Speaking with TCTMD, Naidu noted that this death rate contrasts with the 25-30% mortality seen at institutions that take “a more robust, comprehensive, and protocolized approach to these patients.”

Naidu, who led the recent update to the Society for Cardiovascular Angiography and Interventions (SCAI) shock classification system, said it would be useful to analyze the breakdown of shock severity across hospitals. It may be that the larger centers with surgical backup saw a greater proportion of SCAI stage D and E patients, who would have higher expected mortality than stage C patients, he explained. “That’s not really described here. It’s assumed that everybody has the same type of shock.”

More revealing would be to see if hospitals, based on the shock severity they’re treating, are achieving survival rates better or worse than would be expected, said Naidu.

Until further randomized data can elucidate the role of MCS devices . . . , restoring myocardial reperfusion at the nearest PCI-capable hospital will continue to be the mantra for those gravely sick patients. William Chan

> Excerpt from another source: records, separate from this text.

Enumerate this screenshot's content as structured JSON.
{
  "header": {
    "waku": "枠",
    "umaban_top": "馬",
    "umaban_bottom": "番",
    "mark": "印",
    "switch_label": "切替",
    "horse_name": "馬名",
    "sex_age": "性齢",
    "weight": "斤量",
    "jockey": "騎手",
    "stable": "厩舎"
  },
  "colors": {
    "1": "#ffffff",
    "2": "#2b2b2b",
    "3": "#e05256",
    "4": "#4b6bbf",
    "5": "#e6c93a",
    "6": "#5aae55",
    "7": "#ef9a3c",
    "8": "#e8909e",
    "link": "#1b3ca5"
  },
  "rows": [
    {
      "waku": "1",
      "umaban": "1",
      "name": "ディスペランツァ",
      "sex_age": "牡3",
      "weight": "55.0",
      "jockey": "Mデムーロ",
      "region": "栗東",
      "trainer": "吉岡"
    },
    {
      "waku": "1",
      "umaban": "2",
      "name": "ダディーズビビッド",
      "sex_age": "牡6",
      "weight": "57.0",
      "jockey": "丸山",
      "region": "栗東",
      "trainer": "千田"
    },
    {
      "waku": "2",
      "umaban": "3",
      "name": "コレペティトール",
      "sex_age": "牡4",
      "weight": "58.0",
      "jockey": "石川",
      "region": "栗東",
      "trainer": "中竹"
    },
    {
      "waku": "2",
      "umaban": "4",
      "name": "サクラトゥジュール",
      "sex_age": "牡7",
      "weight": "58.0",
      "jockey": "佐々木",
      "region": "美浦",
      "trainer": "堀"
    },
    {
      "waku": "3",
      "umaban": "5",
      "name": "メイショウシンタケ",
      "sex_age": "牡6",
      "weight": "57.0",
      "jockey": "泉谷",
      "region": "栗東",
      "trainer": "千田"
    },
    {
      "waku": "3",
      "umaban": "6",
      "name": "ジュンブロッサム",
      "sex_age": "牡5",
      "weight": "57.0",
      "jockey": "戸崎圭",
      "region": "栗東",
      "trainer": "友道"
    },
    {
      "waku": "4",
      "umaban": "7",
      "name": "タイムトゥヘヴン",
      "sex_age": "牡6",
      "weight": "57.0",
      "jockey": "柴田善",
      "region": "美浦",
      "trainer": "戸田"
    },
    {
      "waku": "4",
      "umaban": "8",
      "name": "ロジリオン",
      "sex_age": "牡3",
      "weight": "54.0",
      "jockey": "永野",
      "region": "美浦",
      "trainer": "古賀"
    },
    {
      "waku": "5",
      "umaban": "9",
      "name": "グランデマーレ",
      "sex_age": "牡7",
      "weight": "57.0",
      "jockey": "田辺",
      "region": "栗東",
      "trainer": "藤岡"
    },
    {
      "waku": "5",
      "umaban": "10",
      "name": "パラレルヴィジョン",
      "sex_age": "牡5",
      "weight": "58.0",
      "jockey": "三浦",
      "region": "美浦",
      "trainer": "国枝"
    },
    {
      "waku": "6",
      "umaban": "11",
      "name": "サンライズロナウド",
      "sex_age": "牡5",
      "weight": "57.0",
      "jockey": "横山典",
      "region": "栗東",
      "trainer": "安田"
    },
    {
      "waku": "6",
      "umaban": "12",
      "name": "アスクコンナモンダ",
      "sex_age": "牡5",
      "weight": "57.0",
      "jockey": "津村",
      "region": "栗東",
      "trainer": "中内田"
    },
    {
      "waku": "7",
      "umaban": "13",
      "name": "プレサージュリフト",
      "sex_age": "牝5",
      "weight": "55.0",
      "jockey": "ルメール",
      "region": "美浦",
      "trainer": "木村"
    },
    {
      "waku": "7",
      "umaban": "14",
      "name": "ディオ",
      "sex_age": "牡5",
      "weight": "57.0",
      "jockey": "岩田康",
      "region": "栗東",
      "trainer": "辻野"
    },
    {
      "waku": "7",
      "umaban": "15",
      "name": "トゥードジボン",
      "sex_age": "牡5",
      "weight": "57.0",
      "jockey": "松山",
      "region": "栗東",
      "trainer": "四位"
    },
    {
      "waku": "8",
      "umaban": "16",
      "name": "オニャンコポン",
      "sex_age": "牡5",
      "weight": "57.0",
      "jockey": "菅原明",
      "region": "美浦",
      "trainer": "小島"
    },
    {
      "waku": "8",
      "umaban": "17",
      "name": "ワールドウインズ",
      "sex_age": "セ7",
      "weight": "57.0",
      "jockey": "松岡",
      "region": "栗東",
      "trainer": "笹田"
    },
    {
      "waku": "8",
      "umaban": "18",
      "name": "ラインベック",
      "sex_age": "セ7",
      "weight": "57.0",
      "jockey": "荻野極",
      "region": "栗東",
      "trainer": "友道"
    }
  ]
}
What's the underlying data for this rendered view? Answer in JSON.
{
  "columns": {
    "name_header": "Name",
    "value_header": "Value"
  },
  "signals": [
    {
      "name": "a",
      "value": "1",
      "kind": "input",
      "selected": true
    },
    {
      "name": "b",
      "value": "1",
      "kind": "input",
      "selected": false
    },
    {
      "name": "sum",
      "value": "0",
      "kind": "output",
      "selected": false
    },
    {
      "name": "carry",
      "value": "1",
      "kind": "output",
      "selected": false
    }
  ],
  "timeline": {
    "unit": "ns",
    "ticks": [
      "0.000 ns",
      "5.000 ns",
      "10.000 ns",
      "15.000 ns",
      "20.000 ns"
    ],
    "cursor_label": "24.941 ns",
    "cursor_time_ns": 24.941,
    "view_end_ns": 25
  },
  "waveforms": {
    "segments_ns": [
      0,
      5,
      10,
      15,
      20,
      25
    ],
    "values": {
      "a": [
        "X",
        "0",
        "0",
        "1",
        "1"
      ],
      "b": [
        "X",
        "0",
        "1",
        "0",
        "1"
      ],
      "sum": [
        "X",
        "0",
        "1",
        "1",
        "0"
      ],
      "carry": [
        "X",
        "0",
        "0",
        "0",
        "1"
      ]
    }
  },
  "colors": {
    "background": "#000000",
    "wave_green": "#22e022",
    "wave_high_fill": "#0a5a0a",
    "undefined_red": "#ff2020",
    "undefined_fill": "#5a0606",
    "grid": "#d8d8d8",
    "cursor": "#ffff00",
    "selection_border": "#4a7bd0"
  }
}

Mirroring the STEMI world, there are conversations in the cardiogenic shock field about how best to optimize care at a regional level. The hub-and-spoke model, wherein some patients merit transfer and others can be safely treated at their local hospital, is one possibility being explored.

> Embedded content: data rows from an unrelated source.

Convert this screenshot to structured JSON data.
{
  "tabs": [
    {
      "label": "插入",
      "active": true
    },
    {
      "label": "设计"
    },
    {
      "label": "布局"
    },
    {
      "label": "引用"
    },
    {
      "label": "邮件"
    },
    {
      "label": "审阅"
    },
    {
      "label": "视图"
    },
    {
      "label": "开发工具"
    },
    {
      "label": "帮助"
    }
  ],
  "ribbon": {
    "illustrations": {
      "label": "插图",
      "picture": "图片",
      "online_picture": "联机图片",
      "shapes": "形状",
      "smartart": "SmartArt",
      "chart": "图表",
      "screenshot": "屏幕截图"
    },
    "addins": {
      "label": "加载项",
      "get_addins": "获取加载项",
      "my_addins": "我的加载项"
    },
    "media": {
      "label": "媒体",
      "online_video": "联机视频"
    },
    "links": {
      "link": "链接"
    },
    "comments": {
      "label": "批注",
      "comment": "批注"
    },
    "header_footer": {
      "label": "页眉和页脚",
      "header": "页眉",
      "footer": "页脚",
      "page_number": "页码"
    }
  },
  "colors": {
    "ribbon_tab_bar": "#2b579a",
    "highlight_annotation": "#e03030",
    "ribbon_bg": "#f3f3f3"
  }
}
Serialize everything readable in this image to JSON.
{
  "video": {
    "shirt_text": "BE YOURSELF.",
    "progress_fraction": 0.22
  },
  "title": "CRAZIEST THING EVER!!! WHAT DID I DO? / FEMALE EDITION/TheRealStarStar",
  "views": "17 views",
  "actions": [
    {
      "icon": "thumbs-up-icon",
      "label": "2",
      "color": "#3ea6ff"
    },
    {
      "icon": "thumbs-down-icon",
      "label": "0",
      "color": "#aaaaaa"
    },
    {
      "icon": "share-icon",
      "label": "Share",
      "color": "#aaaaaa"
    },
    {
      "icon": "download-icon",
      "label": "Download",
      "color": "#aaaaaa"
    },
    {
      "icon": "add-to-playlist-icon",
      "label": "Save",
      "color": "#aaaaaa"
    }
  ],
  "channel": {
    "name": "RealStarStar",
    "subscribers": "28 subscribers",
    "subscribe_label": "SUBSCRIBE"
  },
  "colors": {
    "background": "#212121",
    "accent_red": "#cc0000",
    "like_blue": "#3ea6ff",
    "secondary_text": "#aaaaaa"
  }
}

Alexander C. Fanaroff, MD (University of Pennsylvania, Philadelphia) and Ashwin S. Nathan, MD (University of Pennsylvania and Corporal Michael J. Crescenz VA Medical Center, Philadelphia), in an accompanying editorial, note that one challenge is that the local hospitals may lack the tools to stabilize patients before transfer. Guidelines are mixed on the subject of transfer thanks to a lack of data, they say, adding that in this light the new report is valuable.

The editorialists, too, point out that the treatment strategies in this data set “do not represent best contemporary practice, especially with respect to the use of mechanical circulatory support,” citing an “emerging consensus that patients with ACS complicated by cardiogenic shock are best managed by multidisciplinary shock teams using invasive hemodynamic measurement and protocols that stress early mechanical circulatory support, rapid revascularization, and transfer to hospitals capable of managing advanced heart failure patients for consideration of durable mechanical circulatory support.”

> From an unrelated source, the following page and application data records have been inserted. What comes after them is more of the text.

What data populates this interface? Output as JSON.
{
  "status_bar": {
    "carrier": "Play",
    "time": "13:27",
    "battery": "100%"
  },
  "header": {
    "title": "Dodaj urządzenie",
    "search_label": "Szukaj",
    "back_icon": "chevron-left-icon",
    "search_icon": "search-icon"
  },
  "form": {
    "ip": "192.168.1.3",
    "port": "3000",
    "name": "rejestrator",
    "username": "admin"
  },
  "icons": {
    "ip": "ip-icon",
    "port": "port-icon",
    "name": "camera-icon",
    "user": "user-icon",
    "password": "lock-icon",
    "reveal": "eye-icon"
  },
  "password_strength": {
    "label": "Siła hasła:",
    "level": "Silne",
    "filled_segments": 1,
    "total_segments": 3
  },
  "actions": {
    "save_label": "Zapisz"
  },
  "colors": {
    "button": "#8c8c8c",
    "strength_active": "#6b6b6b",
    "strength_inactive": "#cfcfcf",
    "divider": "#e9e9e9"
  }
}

But the role that lower-volume cardiac cath labs have in providing timely access to PCI can’t be ignored, they stress.

“The current study emphasizes the ability of smaller, lower-volume hospitals to effectively accomplish early reperfusion, the only intervention proven to reduce mortality in ACS complicated by cardiogenic shock, and highlights the importance of the early recognition and treatment of these extremely sick patients, regardless of where they initially present,” Fanaroff and Nathan write.

Chan agreed, noting that the treatment paradigm for ACS-CS should, for now, “prioritize emergent revascularization and equitable and timely access to cardiac cath lab irrespective of availability of cardiac surgery availability.

“Until further randomized data can elucidate the role of MCS devices in the management of ACS-CS, restoring myocardial reperfusion at the nearest PCI-capable hospital will continue to be the mantra for those gravely sick patients,” he concluded.

  • VCOR was originally co-funded by the Victorian Department of Health and Medibank Private. It is currently funded by the Department of Health and Human Services, Victoria, with in-kind funding from Monash University.
  • Noaman is supported by the Australian National Health Foundation as well as the National Health and Medical Research Council Centre of Research Excellence in Cardiovascular Outcome Improvement.
  • Chan, Fanaroff, Nathan, and Naidu report no relevant conflicts of interest.